**DATA:**
------------------------
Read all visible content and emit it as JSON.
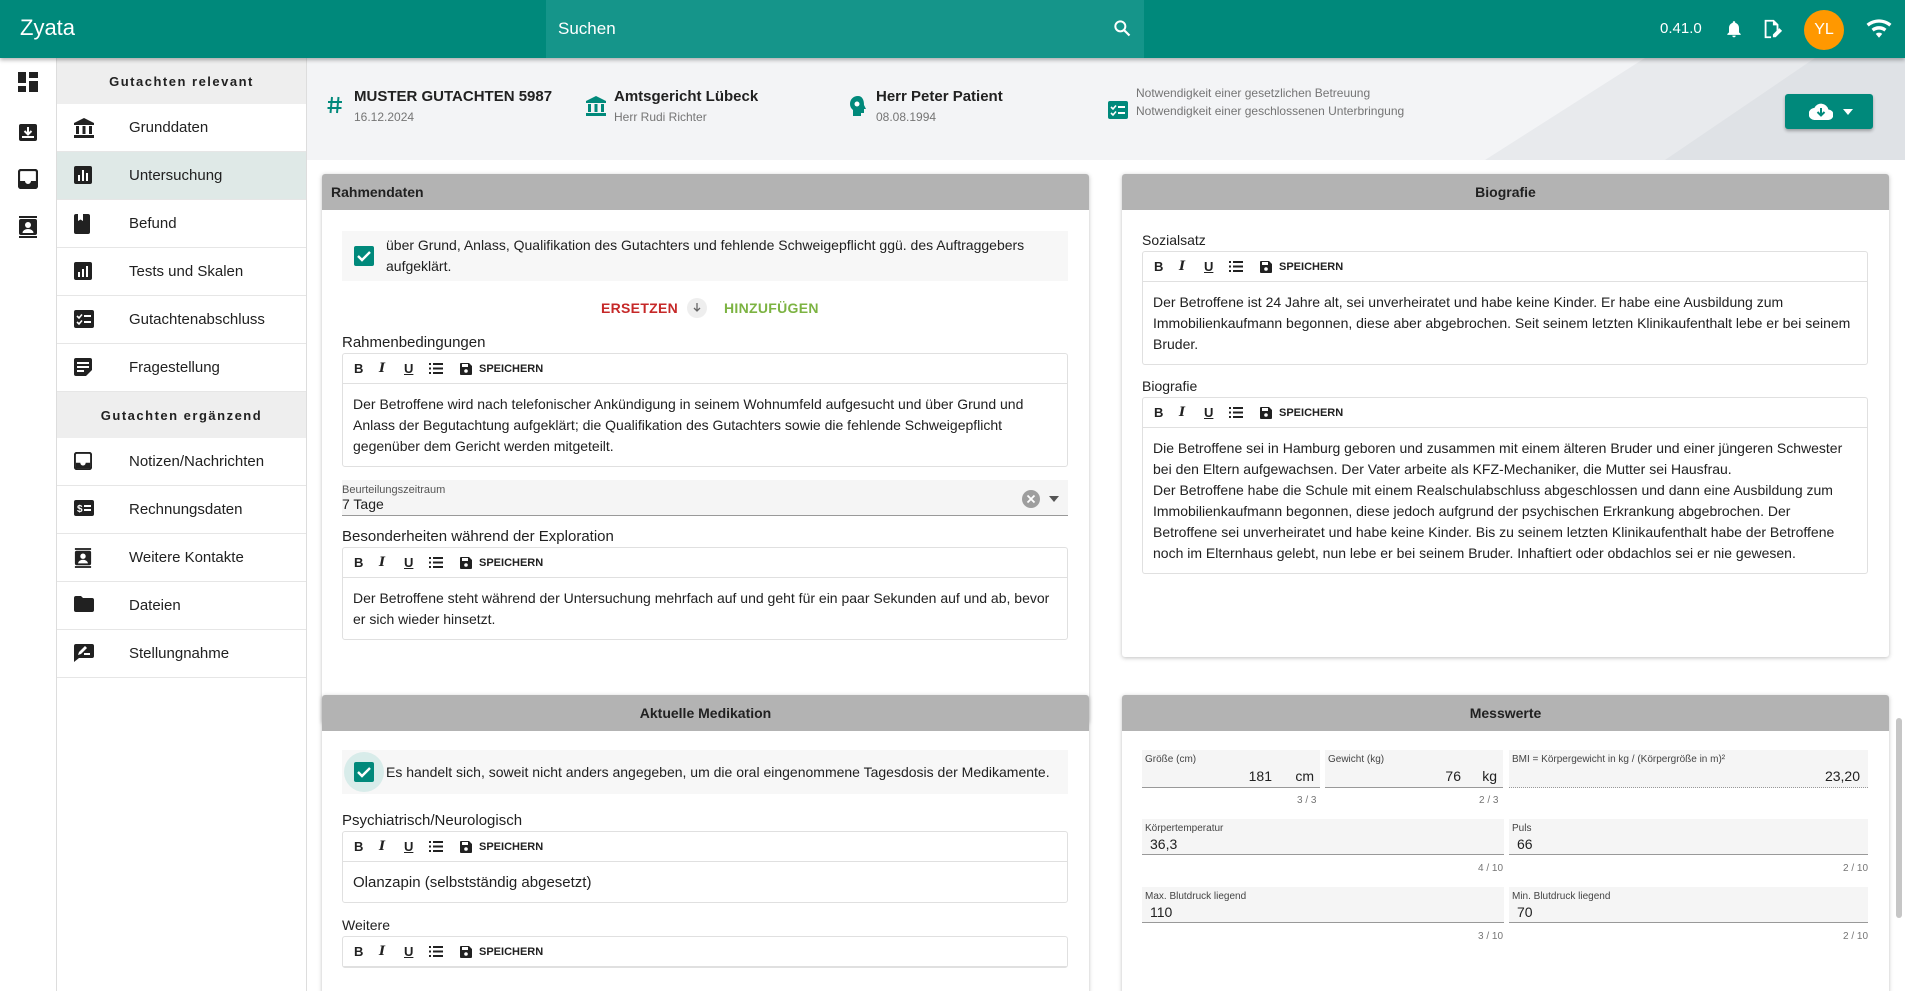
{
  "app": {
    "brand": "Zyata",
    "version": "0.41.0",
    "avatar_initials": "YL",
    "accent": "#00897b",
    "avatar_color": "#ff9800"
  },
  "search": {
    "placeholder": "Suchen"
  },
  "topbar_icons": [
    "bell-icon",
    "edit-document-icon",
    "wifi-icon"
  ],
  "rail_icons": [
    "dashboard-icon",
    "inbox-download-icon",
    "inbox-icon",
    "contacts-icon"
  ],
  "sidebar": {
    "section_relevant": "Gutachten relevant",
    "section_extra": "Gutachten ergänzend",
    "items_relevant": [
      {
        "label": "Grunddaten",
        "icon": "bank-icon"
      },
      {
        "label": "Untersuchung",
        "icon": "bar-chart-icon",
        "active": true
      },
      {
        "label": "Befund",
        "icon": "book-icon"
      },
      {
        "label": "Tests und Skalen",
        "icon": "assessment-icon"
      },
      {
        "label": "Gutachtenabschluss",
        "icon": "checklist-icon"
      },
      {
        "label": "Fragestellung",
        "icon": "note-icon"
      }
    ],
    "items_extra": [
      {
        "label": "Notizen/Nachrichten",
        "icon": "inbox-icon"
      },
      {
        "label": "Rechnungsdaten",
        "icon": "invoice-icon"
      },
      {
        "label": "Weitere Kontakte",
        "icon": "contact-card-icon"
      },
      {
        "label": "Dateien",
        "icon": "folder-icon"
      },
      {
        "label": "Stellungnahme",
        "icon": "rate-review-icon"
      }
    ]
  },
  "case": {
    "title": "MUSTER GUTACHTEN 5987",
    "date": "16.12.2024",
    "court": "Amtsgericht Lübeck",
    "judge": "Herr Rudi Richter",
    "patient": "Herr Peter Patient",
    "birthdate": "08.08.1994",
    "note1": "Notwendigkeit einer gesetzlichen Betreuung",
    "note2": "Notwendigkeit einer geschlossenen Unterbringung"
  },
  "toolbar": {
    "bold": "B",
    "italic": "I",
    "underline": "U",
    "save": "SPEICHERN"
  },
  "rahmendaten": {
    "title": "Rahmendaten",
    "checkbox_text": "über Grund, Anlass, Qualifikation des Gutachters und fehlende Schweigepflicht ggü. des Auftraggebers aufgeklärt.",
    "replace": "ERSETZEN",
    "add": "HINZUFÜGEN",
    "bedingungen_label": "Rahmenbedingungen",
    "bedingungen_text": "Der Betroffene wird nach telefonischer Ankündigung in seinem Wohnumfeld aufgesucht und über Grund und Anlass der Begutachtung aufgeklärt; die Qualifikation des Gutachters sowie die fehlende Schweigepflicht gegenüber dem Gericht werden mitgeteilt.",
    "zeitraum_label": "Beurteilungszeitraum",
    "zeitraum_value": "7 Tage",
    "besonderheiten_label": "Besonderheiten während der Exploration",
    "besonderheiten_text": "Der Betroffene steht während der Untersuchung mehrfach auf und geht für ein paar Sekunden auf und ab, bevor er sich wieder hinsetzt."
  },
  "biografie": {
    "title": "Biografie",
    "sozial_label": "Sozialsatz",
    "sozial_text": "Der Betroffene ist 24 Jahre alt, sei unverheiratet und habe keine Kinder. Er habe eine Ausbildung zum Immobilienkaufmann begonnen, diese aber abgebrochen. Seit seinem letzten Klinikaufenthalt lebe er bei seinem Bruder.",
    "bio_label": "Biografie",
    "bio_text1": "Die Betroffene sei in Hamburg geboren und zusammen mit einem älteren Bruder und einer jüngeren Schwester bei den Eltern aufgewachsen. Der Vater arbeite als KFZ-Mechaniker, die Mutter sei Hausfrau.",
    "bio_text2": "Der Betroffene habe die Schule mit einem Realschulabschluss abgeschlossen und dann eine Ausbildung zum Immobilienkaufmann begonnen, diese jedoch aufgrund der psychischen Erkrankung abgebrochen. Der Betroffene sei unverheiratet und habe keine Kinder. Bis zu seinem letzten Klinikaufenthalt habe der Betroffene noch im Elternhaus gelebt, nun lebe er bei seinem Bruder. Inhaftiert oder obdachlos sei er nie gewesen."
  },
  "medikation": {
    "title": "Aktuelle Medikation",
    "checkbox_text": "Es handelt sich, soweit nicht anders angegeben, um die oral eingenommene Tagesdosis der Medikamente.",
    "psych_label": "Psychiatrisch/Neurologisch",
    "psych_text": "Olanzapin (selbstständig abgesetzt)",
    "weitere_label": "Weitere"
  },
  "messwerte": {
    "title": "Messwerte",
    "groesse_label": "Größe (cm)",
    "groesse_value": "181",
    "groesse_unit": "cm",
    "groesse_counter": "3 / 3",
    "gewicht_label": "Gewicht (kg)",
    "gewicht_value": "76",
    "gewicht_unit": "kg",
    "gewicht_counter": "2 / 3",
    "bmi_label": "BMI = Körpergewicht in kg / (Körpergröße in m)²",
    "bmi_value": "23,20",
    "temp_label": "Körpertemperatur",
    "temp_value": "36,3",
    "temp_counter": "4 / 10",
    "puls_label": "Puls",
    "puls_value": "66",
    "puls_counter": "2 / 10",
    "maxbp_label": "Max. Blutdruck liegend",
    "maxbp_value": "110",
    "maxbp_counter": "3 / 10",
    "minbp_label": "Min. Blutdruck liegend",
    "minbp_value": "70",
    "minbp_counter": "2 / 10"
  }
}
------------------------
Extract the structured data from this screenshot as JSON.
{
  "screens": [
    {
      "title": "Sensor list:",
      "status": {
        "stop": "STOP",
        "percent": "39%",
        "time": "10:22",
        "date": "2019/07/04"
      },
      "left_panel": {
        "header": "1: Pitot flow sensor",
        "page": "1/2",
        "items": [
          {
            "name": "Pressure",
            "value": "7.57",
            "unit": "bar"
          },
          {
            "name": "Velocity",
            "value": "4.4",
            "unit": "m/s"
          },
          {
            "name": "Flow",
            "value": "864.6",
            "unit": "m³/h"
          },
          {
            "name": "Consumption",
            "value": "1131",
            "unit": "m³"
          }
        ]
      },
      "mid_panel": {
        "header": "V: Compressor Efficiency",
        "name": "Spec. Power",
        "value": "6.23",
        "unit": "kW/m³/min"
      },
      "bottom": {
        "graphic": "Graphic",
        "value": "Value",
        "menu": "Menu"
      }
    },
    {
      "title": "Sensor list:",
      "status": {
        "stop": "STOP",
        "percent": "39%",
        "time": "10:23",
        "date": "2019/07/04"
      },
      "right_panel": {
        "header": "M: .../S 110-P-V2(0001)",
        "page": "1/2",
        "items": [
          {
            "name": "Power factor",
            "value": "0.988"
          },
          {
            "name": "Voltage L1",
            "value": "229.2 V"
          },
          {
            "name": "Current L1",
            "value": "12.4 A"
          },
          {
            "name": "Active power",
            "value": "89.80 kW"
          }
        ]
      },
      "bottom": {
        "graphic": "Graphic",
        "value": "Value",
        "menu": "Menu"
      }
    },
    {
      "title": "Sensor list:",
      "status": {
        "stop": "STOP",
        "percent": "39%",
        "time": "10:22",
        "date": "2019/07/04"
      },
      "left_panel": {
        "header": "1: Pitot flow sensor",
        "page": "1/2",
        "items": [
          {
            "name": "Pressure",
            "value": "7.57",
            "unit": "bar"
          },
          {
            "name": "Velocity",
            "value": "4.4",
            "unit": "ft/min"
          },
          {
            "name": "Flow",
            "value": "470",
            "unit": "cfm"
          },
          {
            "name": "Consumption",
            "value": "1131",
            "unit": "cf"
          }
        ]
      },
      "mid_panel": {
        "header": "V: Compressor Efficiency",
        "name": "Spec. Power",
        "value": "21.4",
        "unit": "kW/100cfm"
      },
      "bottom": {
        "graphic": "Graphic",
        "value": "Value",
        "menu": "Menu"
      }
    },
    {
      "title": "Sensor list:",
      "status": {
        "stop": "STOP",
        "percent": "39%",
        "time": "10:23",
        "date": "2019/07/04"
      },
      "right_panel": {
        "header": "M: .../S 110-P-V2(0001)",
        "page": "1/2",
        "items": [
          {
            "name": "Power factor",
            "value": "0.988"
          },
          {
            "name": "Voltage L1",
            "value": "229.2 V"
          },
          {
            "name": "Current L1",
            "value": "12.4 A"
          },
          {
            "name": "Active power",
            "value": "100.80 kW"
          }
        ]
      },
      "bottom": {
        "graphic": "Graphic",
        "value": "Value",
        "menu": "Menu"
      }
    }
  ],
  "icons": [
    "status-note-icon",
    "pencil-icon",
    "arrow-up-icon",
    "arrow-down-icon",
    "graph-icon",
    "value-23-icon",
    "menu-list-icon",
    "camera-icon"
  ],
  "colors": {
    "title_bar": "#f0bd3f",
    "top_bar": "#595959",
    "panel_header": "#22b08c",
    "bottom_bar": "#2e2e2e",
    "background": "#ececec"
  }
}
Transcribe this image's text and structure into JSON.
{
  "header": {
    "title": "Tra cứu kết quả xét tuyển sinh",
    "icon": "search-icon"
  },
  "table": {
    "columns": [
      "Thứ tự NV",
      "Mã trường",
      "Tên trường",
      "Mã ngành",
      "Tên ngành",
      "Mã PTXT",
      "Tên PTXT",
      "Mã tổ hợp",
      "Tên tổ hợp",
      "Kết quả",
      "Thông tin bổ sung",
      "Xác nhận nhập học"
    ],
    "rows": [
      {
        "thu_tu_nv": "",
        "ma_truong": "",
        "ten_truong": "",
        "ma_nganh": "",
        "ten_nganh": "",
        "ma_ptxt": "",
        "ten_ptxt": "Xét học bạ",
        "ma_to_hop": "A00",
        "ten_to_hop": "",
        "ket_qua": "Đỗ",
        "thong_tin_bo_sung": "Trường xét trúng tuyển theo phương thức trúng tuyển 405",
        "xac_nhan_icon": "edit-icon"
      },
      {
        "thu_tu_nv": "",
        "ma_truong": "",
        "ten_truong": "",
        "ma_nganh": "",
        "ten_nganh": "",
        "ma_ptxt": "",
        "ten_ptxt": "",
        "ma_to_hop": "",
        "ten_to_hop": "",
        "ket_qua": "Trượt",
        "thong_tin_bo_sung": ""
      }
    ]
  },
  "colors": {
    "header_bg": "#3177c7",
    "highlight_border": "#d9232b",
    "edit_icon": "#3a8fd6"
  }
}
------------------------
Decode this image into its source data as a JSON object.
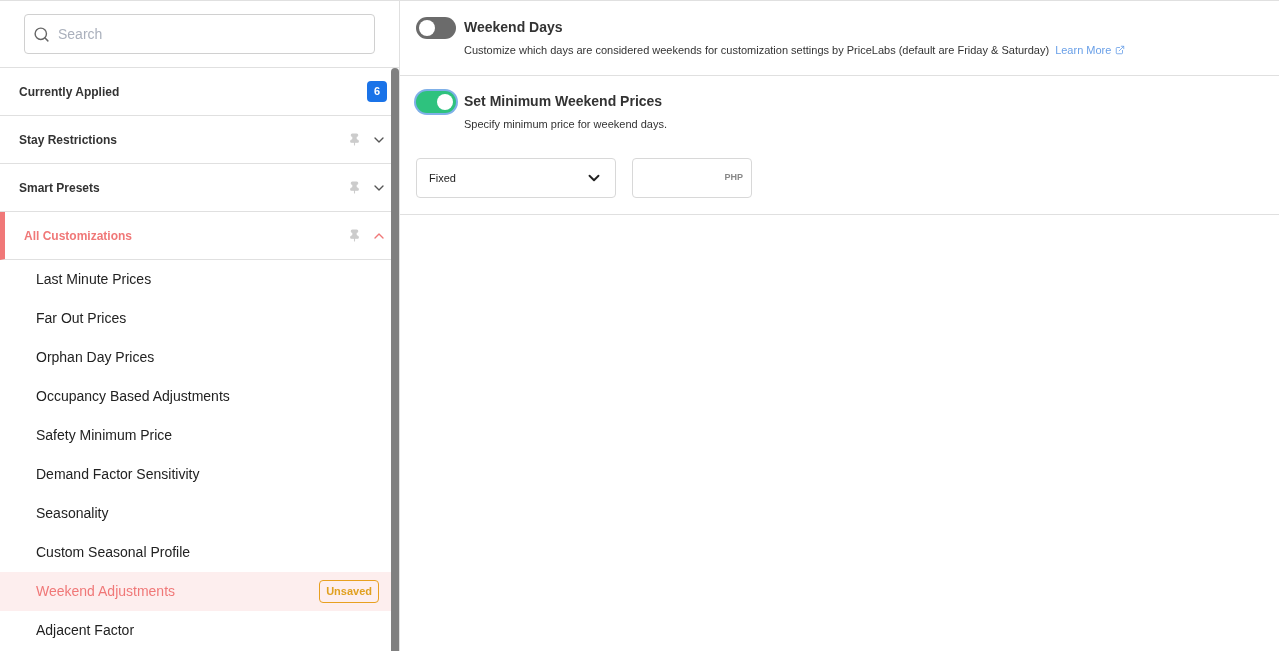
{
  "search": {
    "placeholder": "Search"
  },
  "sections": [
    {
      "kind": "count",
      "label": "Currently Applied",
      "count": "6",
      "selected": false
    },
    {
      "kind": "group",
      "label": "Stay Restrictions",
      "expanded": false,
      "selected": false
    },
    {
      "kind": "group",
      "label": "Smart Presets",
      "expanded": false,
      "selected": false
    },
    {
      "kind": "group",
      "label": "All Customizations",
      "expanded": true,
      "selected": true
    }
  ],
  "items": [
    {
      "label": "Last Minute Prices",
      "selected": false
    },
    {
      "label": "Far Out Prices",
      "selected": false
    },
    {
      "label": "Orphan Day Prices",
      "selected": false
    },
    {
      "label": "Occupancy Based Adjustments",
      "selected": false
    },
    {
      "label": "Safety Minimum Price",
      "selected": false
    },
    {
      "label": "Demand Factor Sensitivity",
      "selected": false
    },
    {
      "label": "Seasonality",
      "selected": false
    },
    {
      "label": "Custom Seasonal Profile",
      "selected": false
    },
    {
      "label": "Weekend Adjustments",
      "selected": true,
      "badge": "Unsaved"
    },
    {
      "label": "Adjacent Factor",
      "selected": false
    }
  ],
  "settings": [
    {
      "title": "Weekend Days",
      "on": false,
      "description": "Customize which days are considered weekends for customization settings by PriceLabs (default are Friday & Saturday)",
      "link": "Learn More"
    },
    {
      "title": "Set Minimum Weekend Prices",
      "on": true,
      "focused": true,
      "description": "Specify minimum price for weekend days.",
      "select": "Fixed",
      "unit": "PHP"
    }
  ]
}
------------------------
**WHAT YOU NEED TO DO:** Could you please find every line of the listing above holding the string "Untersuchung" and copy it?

**EXPECTED ANSWER:**
        "label": "Untersuchung",
    "besonderheiten_text": "Der Betroffene steht während der Untersuchung mehrfach auf und geht für ein paar Sekunden auf und ab, bevor er sich wieder hinsetzt."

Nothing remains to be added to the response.